<<<<

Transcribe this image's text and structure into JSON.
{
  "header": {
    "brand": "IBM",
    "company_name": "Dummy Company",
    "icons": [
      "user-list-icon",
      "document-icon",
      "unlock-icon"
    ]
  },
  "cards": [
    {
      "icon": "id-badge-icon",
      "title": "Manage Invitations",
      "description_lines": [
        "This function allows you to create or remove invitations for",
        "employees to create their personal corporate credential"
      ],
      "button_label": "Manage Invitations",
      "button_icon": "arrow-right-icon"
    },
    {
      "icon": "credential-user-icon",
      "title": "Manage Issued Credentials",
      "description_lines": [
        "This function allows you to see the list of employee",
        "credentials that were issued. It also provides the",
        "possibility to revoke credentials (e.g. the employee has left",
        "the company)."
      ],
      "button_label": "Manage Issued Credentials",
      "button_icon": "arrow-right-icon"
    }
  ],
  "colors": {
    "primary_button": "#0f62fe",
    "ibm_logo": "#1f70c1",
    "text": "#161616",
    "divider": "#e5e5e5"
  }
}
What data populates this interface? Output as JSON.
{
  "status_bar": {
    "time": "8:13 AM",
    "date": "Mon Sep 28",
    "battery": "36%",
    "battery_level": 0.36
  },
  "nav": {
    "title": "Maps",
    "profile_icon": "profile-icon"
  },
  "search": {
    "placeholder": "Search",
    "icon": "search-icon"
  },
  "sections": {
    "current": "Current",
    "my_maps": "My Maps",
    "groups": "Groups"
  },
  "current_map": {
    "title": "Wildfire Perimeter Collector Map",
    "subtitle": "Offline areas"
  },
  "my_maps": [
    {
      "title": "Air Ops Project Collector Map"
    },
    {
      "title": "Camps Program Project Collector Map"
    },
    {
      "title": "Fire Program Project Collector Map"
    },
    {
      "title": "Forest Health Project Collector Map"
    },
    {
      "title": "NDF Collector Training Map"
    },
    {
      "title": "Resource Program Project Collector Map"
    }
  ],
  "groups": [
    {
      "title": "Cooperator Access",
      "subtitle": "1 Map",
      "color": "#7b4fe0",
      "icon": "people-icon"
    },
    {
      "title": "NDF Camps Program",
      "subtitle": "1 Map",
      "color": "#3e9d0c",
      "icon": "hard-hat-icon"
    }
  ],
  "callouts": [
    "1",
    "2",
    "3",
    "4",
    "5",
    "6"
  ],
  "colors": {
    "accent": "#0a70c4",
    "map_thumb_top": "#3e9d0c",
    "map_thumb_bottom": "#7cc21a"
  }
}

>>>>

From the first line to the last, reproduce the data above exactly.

Transcribe this image's text and structure into JSON.
{
  "header": {
    "brand": "IBM",
    "company_name": "Dummy Company",
    "icons": [
      "user-list-icon",
      "document-icon",
      "unlock-icon"
    ]
  },
  "cards": [
    {
      "icon": "id-badge-icon",
      "title": "Manage Invitations",
      "description_lines": [
        "This function allows you to create or remove invitations for",
        "employees to create their personal corporate credential"
      ],
      "button_label": "Manage Invitations",
      "button_icon": "arrow-right-icon"
    },
    {
      "icon": "credential-user-icon",
      "title": "Manage Issued Credentials",
      "description_lines": [
        "This function allows you to see the list of employee",
        "credentials that were issued. It also provides the",
        "possibility to revoke credentials (e.g. the employee has left",
        "the company)."
      ],
      "button_label": "Manage Issued Credentials",
      "button_icon": "arrow-right-icon"
    }
  ],
  "colors": {
    "primary_button": "#0f62fe",
    "ibm_logo": "#1f70c1",
    "text": "#161616",
    "divider": "#e5e5e5"
  }
}
What data populates this interface? Output as JSON.
{
  "status_bar": {
    "time": "8:13 AM",
    "date": "Mon Sep 28",
    "battery": "36%",
    "battery_level": 0.36
  },
  "nav": {
    "title": "Maps",
    "profile_icon": "profile-icon"
  },
  "search": {
    "placeholder": "Search",
    "icon": "search-icon"
  },
  "sections": {
    "current": "Current",
    "my_maps": "My Maps",
    "groups": "Groups"
  },
  "current_map": {
    "title": "Wildfire Perimeter Collector Map",
    "subtitle": "Offline areas"
  },
  "my_maps": [
    {
      "title": "Air Ops Project Collector Map"
    },
    {
      "title": "Camps Program Project Collector Map"
    },
    {
      "title": "Fire Program Project Collector Map"
    },
    {
      "title": "Forest Health Project Collector Map"
    },
    {
      "title": "NDF Collector Training Map"
    },
    {
      "title": "Resource Program Project Collector Map"
    }
  ],
  "groups": [
    {
      "title": "Cooperator Access",
      "subtitle": "1 Map",
      "color": "#7b4fe0",
      "icon": "people-icon"
    },
    {
      "title": "NDF Camps Program",
      "subtitle": "1 Map",
      "color": "#3e9d0c",
      "icon": "hard-hat-icon"
    }
  ],
  "callouts": [
    "1",
    "2",
    "3",
    "4",
    "5",
    "6"
  ],
  "colors": {
    "accent": "#0a70c4",
    "map_thumb_top": "#3e9d0c",
    "map_thumb_bottom": "#7cc21a"
  }
}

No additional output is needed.